Playing Catch and Juggling with a Humanoid Robot

Project Members

Jens Kober (Disney Research Pittsburgh, Bielefeld University, Germany)
Matt Glisson (Disney Research Pittsburgh)
Michael Mistry (Disney Research Pittsburgh)

Robots in entertainment environments typically do not allow for physical interaction and contact with people. However, catching and throwing back objects is one form of physical engagement that still maintains a safe distance between the robot and participants. Using an animatronic humanoid robot, we developed a test bed for a throwing and catching game scenario. We use an external camera system (ASUS Xtion PRO LIVE) to locate balls and a Kalman filter to predict ball destination and timing.
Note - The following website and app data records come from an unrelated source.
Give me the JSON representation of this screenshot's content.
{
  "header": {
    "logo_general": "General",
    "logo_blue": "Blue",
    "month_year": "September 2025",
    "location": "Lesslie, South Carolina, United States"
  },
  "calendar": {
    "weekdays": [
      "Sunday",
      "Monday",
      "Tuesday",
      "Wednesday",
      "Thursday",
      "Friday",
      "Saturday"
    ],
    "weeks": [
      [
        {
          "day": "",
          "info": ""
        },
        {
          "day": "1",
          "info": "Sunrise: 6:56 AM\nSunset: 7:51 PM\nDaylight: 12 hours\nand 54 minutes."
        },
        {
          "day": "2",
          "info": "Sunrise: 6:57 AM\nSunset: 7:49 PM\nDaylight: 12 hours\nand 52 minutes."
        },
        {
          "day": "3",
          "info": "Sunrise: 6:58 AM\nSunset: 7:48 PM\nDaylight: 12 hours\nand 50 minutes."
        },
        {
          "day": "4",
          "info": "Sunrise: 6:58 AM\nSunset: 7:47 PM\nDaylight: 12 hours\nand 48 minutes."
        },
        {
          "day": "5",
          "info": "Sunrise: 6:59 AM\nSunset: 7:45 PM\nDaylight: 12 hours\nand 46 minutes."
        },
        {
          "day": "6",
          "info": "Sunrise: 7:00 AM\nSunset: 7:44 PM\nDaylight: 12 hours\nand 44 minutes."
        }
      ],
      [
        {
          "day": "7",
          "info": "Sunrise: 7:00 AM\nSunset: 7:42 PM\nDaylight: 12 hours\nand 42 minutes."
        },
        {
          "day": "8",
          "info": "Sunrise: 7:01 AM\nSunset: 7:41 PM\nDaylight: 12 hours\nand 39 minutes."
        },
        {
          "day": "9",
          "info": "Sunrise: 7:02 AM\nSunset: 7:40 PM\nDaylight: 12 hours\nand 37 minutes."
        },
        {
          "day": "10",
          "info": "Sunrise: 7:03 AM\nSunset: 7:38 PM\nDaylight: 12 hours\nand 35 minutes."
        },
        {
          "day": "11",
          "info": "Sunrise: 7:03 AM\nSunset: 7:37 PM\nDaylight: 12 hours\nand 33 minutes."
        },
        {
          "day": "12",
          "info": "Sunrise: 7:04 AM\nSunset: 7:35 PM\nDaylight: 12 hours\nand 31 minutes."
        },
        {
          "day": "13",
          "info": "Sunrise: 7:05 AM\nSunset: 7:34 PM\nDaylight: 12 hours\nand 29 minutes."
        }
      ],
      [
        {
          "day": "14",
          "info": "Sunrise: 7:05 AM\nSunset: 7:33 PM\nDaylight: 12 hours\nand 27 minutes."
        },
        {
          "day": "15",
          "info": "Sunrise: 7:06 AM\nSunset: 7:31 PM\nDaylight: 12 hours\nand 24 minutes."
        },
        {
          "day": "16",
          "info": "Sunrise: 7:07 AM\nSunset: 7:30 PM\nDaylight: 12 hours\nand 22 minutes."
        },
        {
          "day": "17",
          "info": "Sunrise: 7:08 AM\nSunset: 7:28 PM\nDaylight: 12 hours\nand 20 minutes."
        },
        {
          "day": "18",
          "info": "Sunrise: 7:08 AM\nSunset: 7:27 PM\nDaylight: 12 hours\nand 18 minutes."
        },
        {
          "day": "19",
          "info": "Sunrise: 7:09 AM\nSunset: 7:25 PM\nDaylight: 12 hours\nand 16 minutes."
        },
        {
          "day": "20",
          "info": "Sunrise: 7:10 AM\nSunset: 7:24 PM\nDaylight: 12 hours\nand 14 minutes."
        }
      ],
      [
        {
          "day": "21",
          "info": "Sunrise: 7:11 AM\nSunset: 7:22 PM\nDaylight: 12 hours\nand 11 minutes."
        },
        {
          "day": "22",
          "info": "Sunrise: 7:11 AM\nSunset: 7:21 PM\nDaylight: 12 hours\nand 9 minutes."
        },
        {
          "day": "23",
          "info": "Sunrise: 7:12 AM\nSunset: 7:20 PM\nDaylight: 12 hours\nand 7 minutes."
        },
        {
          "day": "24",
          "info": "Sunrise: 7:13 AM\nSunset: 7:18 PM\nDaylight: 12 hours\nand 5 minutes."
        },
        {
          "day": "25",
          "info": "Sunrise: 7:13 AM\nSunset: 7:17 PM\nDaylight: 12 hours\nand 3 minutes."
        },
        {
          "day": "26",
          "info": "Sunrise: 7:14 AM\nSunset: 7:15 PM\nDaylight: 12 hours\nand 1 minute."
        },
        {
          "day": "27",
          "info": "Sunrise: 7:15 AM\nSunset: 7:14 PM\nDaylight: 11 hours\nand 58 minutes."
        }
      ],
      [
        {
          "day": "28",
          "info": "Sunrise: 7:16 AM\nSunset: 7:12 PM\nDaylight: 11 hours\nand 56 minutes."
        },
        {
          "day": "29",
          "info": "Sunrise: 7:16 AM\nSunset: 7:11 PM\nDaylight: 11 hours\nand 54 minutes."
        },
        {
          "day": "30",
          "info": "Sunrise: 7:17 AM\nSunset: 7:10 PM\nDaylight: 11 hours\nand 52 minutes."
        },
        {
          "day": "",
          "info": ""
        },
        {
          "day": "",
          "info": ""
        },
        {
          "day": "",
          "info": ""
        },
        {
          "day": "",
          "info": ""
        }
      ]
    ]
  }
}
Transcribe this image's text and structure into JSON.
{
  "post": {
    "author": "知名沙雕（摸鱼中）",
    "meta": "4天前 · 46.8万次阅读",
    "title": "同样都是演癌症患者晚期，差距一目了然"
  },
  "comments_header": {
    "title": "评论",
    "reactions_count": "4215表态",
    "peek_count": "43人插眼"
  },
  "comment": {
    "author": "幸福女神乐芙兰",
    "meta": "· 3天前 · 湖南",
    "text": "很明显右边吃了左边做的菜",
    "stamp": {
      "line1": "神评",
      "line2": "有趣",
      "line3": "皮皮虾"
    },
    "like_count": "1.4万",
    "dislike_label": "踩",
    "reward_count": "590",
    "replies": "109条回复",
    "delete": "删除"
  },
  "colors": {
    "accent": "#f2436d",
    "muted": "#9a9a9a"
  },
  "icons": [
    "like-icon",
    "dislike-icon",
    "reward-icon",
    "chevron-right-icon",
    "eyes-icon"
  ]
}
The robot’s hand and joint-space are calibrated to the vision coordinate system using a least-squares technique, such that the hand can be positioned to the predicted location. Successful catches are thrown back two and a half meters forward to the participant, and missed catches are detected to trigger suitable animations that indicate failure. Human to robot partner juggling (three ball cascade pattern, one hand for each partner) is also achieved by speeding up the catching/throwing cycle. We tested the throwing/catching system on six participants (one child and five adults, including one elderly), and the juggling system on three skilled jugglers.

Publications

Playing Catch and Juggling with a Humanoid Robot
November 29, 2012
proceedings at 2012 IEEE-RAS International Conference on Humanoid Robots; Nov 29 – Dec 1, 2012; Osaka, Japan
Paper File [pdf, 3.01 MB]

Copyright Notice

The documents contained in these directories are included by the contributing authors as a means to ensure timely dissemination of scholarly and technical work on a non-commercial basis. Copyright and all rights therein are maintained by the authors or by other copyright holders, notwithstanding that they have offered their works here electronically. It is understood that all persons copying this information will adhere to the terms and constraints invoked by each author's copyright. These works may not be reposted without the explicit permission of the copyright holder.